Wilderness, exile, chronic illnesses, and pandemics aren’t things we would choose. Ezekiel found himself untethered from his vocation as a priest, unable to serve in the temple, being called by God to function instead as a prophet and do bizarre sign-acts to call the people of Israel back into faithful covenant with God. Likewise we find ourselves untethered from our normal lives, interacting with jobs and communities in different ways, or experiencing more disturbing and life-altering changes due to economic struggles or worse—the illness and loss of people we know and love.
Untethering is never comfortable and can be extremely painful. Untethering leads us to re-examine everything. For some, this is the curtain being pulled back, a clarion call that everything is not okay. Some of us already knew this, and yet this crisis exposes all the ways the supremacies of our systems let us down.

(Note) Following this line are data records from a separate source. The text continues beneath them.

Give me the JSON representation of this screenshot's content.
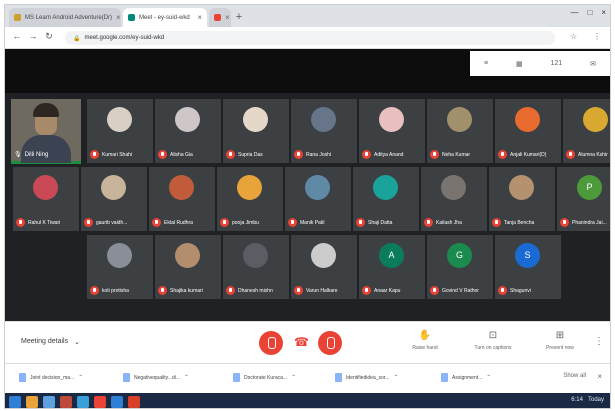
{
  "browser": {
    "tabs": [
      {
        "title": "MS Learn Android Adventure(Dr)",
        "close": "×",
        "favicon_color": "#c8a12a"
      },
      {
        "title": "Meet - ey-suid-wkd",
        "close": "×",
        "favicon_color": "#00897b"
      },
      {
        "title": "",
        "close": "×",
        "favicon_color": "#ea4335"
      }
    ],
    "new_tab": "+",
    "window_controls": [
      "—",
      "□",
      "×"
    ],
    "nav": {
      "back": "←",
      "forward": "→",
      "reload": "↻"
    },
    "address": "meet.google.com/ey-suid-wkd",
    "right_icons": [
      "☆",
      "⋮"
    ]
  },
  "meet": {
    "toolbar": [
      {
        "icon": "≡",
        "name": "captions-icon"
      },
      {
        "icon": "▦",
        "name": "grid-icon"
      },
      {
        "icon": "121",
        "name": "people-count"
      },
      {
        "icon": "✉",
        "name": "chat-icon"
      }
    ],
    "self": {
      "name": "Dilli Ning"
    },
    "participants": [
      {
        "name": "Kumari Shahi",
        "color": "#d8d0c4"
      },
      {
        "name": "Alisha Gia",
        "color": "#cfc6c8"
      },
      {
        "name": "Supria Das",
        "color": "#e6d8c8"
      },
      {
        "name": "Rana Joshi",
        "color": "#66758a"
      },
      {
        "name": "Aditya Anand",
        "color": "#e8c0c0"
      },
      {
        "name": "Neha Kumar",
        "color": "#a0906c"
      },
      {
        "name": "Anjali Kumari(D)",
        "color": "#e86a2e"
      },
      {
        "name": "Alumna Kshir",
        "color": "#d9a830"
      },
      {
        "name": "Rahul K Tiwari",
        "color": "#c94a56"
      },
      {
        "name": "gaurib vaidh...",
        "color": "#c8b49a"
      },
      {
        "name": "Ektal Rudhra",
        "color": "#c05c3a"
      },
      {
        "name": "pooja Jimbu",
        "color": "#e8a33a"
      },
      {
        "name": "Manik Patil",
        "color": "#5f8aa6"
      },
      {
        "name": "Shaji Datta",
        "color": "#1aa39a"
      },
      {
        "name": "Kailash Jha",
        "color": "#7a7470"
      },
      {
        "name": "Tanja Bencha",
        "color": "#b49270"
      },
      {
        "name": "Phanindra Jai...",
        "color": "#4c9a3a"
      },
      {
        "name": "koti protisha",
        "color": "#8a8e96"
      },
      {
        "name": "Shajika kumari",
        "color": "#b38e6c"
      },
      {
        "name": "Dhanesh mishn",
        "color": "#5a5e64"
      },
      {
        "name": "Varun Halkare",
        "color": "#cccccc"
      },
      {
        "name": "Anaar Kapu",
        "color": "#0a7c5c"
      },
      {
        "name": "Govind V Rathor",
        "color": "#1a8a4e"
      },
      {
        "name": "Shagunvi",
        "color": "#1a6ad4"
      }
    ],
    "participant_initials": [
      "",
      "",
      "",
      "",
      "",
      "",
      "",
      "",
      "",
      "",
      "",
      "",
      "",
      "",
      "",
      "",
      "P",
      "",
      "",
      "",
      "",
      "A",
      "G",
      "S"
    ]
  },
  "controls": {
    "meeting_details": "Meeting details",
    "meeting_details_chevron": "⌄",
    "hangup_icon": "☎",
    "present_label": "Raise hand",
    "captions_label": "Turn on captions",
    "present_now_label": "Present now",
    "more_icon": "⋮"
  },
  "downloads": [
    {
      "name": "Joint decision_ma..."
    },
    {
      "name": "Negativequality...di..."
    },
    {
      "name": "Doctorate Kuraca..."
    },
    {
      "name": "Identifiedidea_sor..."
    },
    {
      "name": "Assignment..."
    }
  ],
  "downloads_show_all": "Show all",
  "downloads_close": "×",
  "taskbar": {
    "apps": [
      "#2f7fd6",
      "#e8a33a",
      "#5fa0e0",
      "#c04a3a",
      "#3aa0d8",
      "#ea4335",
      "#2f7fd6",
      "#d8402a"
    ],
    "time": "6:14",
    "date": "Today"
  }
}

These supremacies are all the intersections of oppression—racism, sexism, ableism, homophobia, xenophobia, and so on–that seek to consolidate power in the hands of few and set a myriad of obstacles in the way of the diverse many trying to achieve human thriving.
After all, as Walter Brueggemann put it, empire wants to keep a pretext alive that everything is okay or that all of this was unavoidable (Prophetic Imagination, p. 11). Any system that exists to consolidate power and perpetuate itself has taken on the trapping of empire whether that is in our churches, our non-profits, or our governments. Empire shrinks our imagination of what is possible, seeking to keep us bound in helplessness so we never rise up to question those who have ascribed authority to themselves. The pandemic is peeling away the veil, shining light on all the inequalities and injustices and the ways well-fed sheep trample the grass and foul the water for everyone else (Ezekiel 34:11-22).

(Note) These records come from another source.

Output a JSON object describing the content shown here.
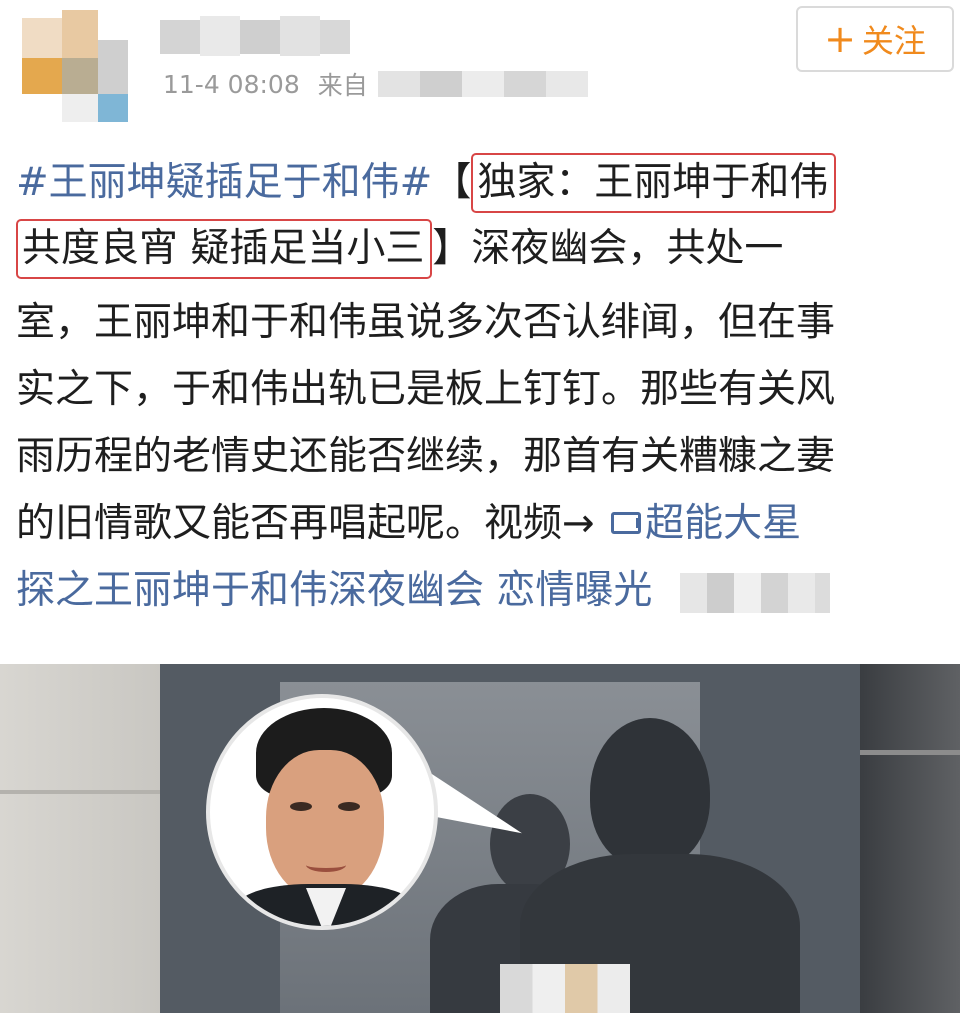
{
  "header": {
    "timestamp": "11-4 08:08",
    "source_prefix": "来自",
    "follow_label": "关注",
    "follow_icon": "plus-icon"
  },
  "post": {
    "line1": {
      "topic": "#王丽坤疑插足于和伟#",
      "bracket_open": "【",
      "highlight": "独家：王丽坤于和伟"
    },
    "line2": {
      "highlight": "共度良宵 疑插足当小三",
      "bracket_close": "】",
      "rest": "深夜幽会，共处一"
    },
    "line3": "室，王丽坤和于和伟虽说多次否认绯闻，但在事",
    "line4": "实之下，于和伟出轨已是板上钉钉。那些有关风",
    "line5": "雨历程的老情史还能否继续，那首有关糟糠之妻",
    "line6": {
      "text": "的旧情歌又能否再唱起呢。视频→ ",
      "link_icon": "video-link-icon",
      "link_text": "超能大星"
    },
    "line7": {
      "link_text": "探之王丽坤于和伟深夜幽会 恋情曝光"
    }
  },
  "colors": {
    "topic_link": "#4a6a9e",
    "highlight_border": "#d84646",
    "follow": "#f08a1d"
  }
}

Like Ezekiel, we find ourselves called in the midst of disruption to wade into the midst of a corrupt nation and speak a vision of prophetic justice and shalom “whether they hear or refuse to hear” (Ezekiel 2:5). Ezekiel was called to resist the imposed helplessness of exile as well as the way the people had abandoned their commitments to God. If we follow in his footsteps, we will find the courage to radically overhaul everything from our church systems to our systems of government and not stop until we have achieved equity and justice for everyone. Because this is something those well-fed sheep at the top (which may include us as well) seem to miss: a world in which the least of these thrives is a world where everyone thrives. Our world is far from this vision, but with so many inequalities being laid bare through this time, we can hold onto a vision of shalom—total well-being and thriving for all—and begin even now to work in our communities to start bringing it into reality.
If you had told me fourteen years ago the way to learn to work for shalom was to experience chronic, debilitating illness, live through a global pandemic, and the next stage of the Civil Rights movement, I would have been very confused. I know I’ve always hoped I could grow without all the difficulties, but it seems hardship and growth are often intertwined. We don’t have a choice about hardship: we do have a choice about growth. I was alone on the first stages of my chronic illness journey except for authors to keep me company. However, as we are experiencing collective wilderness and exile, we have a unique opportunity to band together for shared growth. May we emerge from our wilderness a changed community, with shared experiences and structures of resilience built as we connect to each other and hold each other accountable to grow—and from that growth, to tear down the supremacies of empire and help birth shalom into our world.